* **Task brief**: Copy all lines in the material holding the string "delete".

Start of Records provided

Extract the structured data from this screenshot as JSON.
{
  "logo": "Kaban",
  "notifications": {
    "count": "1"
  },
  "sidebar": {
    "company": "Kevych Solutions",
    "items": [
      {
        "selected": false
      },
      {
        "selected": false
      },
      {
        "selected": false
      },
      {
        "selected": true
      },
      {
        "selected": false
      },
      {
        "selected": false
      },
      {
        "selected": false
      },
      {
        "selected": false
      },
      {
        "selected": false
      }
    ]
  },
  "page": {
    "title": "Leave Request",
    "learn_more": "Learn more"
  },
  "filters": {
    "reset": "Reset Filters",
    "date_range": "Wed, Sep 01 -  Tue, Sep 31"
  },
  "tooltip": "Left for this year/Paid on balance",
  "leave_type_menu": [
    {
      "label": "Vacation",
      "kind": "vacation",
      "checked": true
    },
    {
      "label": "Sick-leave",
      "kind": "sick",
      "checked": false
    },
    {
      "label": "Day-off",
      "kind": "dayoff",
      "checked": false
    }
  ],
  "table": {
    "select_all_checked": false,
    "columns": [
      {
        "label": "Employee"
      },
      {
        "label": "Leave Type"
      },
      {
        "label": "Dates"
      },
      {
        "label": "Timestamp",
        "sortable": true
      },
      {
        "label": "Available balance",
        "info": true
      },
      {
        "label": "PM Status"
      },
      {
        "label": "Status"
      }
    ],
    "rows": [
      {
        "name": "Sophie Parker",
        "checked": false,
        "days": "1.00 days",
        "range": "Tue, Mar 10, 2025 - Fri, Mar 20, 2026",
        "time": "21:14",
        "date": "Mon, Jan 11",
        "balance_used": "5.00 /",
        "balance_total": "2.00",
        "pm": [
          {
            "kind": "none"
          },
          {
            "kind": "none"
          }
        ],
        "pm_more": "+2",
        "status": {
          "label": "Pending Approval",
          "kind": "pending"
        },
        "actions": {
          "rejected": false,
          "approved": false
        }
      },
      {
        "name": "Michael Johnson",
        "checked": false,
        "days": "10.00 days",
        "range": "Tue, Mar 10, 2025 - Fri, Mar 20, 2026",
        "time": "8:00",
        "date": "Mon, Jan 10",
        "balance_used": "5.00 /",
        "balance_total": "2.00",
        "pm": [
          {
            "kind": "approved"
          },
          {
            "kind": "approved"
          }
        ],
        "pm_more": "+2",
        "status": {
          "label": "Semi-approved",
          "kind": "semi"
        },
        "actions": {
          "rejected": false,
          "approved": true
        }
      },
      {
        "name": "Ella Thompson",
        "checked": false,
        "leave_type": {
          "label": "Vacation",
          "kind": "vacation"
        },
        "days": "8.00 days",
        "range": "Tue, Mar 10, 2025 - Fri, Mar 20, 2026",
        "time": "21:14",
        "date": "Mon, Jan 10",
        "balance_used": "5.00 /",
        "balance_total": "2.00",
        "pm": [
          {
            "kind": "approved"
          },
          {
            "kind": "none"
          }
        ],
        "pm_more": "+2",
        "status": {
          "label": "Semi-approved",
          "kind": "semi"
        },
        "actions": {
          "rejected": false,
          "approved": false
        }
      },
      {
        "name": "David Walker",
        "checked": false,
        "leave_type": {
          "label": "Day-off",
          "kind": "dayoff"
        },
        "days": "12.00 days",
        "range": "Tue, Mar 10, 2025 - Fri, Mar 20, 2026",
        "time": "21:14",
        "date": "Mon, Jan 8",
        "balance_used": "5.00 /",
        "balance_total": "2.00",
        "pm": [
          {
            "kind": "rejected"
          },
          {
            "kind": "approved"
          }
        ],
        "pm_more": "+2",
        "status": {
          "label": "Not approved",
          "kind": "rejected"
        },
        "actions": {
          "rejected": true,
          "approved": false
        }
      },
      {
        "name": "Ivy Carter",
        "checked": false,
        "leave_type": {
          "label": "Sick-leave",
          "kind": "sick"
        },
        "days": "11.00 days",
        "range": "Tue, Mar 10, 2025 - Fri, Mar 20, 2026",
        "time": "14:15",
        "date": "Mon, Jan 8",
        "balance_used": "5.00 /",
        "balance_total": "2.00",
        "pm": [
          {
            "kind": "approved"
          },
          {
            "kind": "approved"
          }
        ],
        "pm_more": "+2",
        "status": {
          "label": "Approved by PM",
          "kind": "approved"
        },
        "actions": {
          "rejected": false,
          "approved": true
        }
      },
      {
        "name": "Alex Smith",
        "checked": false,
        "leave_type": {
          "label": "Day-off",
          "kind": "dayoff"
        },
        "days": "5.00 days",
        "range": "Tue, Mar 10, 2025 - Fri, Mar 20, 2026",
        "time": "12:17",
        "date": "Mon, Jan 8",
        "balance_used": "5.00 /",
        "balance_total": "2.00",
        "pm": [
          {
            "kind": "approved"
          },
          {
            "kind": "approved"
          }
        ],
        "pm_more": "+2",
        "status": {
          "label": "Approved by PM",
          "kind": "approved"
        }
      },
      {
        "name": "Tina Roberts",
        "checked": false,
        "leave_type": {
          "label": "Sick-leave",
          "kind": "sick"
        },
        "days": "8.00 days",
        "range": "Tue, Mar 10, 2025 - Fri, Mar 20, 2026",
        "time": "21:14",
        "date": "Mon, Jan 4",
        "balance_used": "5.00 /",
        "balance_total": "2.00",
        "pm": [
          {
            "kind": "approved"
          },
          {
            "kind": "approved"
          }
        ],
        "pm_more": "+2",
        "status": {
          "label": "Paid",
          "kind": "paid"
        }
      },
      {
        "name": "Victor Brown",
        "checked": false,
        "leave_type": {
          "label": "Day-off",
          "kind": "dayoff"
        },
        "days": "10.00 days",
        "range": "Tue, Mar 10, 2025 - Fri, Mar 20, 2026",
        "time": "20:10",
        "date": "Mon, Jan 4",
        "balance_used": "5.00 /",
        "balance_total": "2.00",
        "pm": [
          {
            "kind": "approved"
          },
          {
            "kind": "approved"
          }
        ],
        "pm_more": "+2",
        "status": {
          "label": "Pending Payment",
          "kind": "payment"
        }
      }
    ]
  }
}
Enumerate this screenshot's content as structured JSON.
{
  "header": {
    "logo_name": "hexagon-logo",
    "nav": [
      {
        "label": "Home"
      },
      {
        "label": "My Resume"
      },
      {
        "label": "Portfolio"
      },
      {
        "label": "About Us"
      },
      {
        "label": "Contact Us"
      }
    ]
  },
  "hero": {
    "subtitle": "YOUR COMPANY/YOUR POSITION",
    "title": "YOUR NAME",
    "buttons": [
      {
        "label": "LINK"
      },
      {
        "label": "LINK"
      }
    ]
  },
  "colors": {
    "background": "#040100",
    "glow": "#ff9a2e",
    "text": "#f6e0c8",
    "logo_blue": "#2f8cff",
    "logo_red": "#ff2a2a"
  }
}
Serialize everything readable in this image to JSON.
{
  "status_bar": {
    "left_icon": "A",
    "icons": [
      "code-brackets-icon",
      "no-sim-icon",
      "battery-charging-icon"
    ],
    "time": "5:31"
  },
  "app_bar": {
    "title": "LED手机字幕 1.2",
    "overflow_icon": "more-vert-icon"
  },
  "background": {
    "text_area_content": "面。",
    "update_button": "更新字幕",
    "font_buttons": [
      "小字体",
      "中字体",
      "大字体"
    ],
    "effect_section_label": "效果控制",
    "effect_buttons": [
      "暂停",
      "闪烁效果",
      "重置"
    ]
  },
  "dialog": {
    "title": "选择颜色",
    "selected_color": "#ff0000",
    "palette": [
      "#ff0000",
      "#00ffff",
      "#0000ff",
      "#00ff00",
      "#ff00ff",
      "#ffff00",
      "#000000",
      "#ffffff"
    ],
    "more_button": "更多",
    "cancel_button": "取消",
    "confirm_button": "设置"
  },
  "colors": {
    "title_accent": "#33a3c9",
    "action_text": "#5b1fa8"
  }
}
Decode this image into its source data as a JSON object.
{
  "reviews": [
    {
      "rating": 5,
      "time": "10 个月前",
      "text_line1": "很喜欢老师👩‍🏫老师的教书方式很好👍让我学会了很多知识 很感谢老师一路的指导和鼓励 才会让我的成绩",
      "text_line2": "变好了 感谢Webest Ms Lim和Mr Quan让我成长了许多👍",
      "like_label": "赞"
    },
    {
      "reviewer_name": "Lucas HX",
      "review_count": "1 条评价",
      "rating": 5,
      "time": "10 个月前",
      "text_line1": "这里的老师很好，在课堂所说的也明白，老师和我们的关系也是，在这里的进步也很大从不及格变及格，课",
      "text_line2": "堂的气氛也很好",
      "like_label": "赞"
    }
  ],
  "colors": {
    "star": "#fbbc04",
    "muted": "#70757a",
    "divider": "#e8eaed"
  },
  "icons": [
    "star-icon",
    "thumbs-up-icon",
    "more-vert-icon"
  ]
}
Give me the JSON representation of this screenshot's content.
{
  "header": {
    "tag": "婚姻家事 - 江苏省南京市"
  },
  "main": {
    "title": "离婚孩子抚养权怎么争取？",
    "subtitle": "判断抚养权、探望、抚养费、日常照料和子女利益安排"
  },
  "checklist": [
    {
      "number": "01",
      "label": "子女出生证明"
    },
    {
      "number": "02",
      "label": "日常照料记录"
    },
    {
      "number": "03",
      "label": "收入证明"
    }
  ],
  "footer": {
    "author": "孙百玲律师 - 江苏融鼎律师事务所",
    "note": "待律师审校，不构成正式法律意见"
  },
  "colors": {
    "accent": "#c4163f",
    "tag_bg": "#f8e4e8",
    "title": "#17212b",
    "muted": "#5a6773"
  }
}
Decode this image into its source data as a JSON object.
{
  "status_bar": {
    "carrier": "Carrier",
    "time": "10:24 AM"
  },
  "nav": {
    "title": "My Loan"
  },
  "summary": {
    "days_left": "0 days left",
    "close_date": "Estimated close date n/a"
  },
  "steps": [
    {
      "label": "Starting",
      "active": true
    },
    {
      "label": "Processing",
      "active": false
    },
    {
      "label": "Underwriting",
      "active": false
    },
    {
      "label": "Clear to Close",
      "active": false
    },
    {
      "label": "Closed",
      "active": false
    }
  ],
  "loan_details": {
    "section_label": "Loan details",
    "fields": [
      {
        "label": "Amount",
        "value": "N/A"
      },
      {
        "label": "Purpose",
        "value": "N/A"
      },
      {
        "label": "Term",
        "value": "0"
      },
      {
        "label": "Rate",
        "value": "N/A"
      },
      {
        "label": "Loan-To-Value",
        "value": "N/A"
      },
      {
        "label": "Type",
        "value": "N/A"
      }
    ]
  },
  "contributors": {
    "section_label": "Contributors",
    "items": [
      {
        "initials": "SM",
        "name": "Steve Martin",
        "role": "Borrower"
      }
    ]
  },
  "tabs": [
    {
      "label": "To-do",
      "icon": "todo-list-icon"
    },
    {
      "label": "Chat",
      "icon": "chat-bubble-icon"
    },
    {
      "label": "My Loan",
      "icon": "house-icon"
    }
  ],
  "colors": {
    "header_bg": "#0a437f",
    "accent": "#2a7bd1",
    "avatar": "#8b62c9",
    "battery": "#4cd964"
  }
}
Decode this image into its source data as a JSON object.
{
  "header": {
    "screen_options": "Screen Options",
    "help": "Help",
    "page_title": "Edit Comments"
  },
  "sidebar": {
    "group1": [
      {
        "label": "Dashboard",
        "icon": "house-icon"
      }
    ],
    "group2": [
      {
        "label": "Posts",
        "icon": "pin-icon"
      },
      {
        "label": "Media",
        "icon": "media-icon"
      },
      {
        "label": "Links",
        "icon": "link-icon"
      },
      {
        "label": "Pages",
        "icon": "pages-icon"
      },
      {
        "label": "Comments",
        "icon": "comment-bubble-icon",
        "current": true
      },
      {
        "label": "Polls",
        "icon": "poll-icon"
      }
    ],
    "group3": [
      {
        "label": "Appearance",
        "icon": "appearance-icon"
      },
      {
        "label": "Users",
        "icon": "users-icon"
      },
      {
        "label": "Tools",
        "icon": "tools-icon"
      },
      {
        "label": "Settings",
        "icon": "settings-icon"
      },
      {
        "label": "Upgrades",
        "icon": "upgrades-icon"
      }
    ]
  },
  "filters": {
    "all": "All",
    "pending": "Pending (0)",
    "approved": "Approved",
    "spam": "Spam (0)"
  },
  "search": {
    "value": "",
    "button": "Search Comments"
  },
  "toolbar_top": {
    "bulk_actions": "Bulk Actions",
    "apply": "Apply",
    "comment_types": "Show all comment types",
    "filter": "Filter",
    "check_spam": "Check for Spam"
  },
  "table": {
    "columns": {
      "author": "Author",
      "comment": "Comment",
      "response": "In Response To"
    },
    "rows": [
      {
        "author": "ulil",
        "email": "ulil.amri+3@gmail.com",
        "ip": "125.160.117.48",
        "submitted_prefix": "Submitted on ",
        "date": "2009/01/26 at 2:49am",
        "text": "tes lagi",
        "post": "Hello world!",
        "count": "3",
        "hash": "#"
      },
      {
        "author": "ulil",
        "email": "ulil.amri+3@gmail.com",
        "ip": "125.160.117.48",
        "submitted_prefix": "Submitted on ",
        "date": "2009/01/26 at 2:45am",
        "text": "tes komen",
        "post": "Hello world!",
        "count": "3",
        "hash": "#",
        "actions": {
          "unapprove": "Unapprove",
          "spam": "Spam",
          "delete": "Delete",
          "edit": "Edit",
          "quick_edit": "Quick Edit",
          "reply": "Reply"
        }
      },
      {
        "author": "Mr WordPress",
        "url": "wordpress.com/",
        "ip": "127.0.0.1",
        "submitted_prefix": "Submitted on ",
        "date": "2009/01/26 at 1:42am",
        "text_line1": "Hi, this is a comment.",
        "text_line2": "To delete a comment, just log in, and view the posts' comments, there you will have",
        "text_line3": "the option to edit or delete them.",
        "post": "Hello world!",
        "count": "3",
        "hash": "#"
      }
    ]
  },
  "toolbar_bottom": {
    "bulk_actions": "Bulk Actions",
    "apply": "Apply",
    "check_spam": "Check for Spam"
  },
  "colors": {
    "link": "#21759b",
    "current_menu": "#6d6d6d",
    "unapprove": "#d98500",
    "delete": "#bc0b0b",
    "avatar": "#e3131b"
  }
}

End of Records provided

* **Solved exercise**:
          "delete": "Delete",
        "text_line2": "To delete a comment, just log in, and view the posts' comments, there you will have",
        "text_line3": "the option to edit or delete them.",
    "delete": "#bc0b0b",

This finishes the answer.